WHAT NEEDS TO BE DONE
For every line in the entries that contains "address", show the whole line.

(Excerpts from a dataset)
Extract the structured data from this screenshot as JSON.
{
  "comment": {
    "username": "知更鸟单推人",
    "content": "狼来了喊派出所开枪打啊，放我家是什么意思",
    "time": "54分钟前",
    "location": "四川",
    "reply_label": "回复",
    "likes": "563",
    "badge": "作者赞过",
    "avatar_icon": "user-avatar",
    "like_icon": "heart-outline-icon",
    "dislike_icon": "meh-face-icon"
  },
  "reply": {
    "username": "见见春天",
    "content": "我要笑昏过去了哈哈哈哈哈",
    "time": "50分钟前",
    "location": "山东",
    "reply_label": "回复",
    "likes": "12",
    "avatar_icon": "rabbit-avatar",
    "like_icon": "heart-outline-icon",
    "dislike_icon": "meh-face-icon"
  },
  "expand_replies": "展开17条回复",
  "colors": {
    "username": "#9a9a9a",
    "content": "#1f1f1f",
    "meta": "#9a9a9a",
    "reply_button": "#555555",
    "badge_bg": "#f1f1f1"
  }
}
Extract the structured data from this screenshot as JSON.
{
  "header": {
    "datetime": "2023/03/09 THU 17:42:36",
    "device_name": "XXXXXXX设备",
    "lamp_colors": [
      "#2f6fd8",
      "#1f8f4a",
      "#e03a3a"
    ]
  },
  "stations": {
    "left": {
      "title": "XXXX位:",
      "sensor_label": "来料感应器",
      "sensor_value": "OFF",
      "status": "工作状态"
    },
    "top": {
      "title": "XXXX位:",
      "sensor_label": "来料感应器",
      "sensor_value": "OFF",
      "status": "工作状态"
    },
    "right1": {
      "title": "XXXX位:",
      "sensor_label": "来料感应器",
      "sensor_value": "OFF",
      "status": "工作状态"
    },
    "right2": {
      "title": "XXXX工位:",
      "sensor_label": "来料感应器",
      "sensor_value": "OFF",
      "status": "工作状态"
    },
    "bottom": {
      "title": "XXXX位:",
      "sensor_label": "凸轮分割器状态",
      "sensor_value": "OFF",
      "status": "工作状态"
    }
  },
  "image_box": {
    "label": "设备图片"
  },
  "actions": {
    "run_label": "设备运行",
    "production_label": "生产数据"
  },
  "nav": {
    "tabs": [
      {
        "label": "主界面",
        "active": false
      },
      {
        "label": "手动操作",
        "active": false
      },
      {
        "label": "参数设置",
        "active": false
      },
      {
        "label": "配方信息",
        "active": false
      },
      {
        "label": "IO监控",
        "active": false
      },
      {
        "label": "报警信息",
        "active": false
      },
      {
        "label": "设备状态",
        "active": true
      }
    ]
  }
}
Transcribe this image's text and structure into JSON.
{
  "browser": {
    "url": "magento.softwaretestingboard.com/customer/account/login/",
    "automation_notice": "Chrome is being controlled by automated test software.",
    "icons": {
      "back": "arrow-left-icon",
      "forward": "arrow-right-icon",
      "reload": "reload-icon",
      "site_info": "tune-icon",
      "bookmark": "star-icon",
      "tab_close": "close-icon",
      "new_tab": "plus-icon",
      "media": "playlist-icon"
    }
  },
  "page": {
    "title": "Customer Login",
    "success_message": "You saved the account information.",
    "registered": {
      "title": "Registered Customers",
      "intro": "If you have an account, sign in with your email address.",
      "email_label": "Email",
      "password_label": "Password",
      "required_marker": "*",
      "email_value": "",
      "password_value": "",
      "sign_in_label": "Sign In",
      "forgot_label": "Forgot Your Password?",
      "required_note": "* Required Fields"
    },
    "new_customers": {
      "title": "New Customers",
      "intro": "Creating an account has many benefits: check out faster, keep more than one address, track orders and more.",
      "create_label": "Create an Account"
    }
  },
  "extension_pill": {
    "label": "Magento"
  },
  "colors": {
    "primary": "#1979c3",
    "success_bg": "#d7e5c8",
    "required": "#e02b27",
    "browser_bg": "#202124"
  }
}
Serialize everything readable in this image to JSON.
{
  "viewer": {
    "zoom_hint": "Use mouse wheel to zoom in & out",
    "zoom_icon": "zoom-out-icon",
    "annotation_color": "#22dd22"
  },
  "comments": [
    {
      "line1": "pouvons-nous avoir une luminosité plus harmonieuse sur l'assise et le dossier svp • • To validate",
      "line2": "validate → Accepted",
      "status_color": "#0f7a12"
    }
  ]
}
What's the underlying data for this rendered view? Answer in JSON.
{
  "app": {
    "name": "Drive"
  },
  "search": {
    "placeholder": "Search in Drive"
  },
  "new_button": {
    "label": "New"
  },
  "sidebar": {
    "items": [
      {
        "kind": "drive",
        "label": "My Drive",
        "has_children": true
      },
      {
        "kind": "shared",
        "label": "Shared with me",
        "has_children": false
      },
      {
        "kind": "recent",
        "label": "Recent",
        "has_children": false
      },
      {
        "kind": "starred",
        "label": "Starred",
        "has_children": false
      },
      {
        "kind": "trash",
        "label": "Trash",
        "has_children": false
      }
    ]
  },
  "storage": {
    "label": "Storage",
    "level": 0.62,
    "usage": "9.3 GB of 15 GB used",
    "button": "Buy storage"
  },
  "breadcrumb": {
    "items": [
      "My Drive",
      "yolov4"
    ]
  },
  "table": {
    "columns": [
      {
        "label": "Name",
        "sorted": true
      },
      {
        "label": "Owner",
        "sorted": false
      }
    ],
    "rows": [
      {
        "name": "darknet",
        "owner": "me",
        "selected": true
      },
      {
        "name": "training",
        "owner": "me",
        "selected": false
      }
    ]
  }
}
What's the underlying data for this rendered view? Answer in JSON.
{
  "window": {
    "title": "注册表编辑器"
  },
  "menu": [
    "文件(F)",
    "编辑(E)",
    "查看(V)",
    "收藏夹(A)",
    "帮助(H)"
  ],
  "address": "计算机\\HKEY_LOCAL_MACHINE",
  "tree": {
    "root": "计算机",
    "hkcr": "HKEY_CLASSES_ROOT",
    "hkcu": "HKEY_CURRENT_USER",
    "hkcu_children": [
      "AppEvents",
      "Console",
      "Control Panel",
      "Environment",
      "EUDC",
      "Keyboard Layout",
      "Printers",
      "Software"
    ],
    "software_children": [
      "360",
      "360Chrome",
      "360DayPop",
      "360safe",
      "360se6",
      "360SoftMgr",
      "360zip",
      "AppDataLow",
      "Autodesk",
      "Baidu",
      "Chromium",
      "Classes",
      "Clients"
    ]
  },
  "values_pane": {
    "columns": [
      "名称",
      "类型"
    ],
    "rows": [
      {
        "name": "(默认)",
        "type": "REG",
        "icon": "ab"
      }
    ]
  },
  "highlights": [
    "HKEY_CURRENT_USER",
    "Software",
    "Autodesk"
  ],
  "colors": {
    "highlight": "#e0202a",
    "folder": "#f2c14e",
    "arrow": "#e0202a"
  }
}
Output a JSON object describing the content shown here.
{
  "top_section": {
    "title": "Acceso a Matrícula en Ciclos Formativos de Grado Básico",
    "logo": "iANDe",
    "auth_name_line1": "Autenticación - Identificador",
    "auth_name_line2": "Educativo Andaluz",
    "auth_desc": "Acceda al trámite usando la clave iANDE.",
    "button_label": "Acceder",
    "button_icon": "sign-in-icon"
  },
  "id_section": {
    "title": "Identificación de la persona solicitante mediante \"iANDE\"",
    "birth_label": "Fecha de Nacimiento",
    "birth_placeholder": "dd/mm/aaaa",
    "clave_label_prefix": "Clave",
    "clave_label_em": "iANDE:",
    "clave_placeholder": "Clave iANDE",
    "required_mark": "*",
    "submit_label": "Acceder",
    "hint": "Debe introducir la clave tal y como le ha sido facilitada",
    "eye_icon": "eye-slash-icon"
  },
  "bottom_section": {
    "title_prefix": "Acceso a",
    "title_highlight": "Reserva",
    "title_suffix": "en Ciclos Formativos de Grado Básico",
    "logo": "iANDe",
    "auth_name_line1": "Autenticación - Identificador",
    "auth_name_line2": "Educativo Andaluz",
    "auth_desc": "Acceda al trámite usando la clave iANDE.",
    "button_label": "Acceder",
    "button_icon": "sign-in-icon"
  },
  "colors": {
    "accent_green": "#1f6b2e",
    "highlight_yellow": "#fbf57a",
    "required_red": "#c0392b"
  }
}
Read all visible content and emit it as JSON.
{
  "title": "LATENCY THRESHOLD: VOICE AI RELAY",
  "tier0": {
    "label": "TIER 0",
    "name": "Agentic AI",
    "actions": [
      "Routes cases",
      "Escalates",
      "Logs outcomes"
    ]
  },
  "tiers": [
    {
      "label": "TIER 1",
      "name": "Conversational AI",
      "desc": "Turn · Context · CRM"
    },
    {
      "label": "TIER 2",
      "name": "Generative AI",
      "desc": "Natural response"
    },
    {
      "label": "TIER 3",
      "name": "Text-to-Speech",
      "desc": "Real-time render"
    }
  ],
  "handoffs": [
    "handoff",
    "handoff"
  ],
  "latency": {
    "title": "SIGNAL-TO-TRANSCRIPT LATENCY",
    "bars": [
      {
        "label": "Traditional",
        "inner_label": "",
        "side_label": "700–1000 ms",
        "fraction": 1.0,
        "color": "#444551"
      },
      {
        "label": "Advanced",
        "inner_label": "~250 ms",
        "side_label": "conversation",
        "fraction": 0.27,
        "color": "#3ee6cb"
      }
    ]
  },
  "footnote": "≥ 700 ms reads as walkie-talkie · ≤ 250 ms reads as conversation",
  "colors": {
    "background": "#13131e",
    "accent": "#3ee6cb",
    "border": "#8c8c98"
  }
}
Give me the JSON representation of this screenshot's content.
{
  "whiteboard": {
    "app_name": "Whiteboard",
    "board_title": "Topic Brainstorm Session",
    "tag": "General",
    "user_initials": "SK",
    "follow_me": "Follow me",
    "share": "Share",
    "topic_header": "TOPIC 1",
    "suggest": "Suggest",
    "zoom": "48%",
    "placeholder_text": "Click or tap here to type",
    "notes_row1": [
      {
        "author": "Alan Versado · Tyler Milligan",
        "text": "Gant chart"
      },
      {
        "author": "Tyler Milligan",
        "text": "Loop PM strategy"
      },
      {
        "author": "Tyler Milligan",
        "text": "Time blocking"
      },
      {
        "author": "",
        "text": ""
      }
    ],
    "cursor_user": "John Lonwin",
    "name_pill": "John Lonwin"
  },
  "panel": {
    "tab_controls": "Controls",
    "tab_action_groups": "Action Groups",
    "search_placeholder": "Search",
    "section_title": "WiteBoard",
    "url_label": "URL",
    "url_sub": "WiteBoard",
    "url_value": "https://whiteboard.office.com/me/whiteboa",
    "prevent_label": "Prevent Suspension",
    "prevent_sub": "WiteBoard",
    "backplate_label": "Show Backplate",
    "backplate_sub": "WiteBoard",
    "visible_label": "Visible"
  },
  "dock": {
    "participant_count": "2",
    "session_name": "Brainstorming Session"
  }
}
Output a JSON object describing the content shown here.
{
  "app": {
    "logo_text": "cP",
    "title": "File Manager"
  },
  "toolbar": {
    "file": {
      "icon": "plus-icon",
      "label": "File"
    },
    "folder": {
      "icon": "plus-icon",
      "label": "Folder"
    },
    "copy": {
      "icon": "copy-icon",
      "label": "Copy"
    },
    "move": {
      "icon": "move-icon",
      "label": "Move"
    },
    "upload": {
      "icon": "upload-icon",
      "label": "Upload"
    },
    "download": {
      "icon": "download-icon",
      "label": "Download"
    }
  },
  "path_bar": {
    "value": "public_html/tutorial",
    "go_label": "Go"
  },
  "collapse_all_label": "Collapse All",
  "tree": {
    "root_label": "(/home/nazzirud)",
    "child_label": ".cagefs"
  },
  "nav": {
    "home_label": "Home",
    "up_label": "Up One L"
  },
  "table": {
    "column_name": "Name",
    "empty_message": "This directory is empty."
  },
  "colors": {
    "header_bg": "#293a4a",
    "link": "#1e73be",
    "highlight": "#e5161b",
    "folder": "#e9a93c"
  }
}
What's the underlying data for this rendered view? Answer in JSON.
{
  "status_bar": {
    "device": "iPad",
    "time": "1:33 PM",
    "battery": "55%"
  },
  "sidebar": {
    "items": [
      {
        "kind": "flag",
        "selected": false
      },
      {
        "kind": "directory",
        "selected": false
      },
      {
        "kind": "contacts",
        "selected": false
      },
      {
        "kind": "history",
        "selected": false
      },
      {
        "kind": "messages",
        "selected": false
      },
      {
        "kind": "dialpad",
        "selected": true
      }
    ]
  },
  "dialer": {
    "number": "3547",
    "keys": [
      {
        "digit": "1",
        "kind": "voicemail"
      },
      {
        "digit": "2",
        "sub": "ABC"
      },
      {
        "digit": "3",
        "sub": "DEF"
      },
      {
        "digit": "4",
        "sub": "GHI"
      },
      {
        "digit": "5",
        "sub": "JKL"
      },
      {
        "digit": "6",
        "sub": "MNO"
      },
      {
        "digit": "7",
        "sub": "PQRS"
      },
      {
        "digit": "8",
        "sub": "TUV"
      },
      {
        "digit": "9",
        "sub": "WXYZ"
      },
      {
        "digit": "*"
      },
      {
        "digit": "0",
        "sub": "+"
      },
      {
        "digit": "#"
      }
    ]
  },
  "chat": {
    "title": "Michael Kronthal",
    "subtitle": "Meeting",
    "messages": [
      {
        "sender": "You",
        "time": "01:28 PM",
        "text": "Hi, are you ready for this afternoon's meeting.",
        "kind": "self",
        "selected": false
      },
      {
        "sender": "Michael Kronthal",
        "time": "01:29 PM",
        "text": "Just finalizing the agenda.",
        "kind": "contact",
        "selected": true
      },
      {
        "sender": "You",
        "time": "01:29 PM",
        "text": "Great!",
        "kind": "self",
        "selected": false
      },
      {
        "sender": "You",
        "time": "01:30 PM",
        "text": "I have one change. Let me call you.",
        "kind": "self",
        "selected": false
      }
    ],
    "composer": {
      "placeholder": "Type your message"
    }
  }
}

RESULT
      "intro": "If you have an account, sign in with your email address.",
      "intro": "Creating an account has many benefits: check out faster, keep more than one address, track orders and more.",
  "address": "计算机\\HKEY_LOCAL_MACHINE",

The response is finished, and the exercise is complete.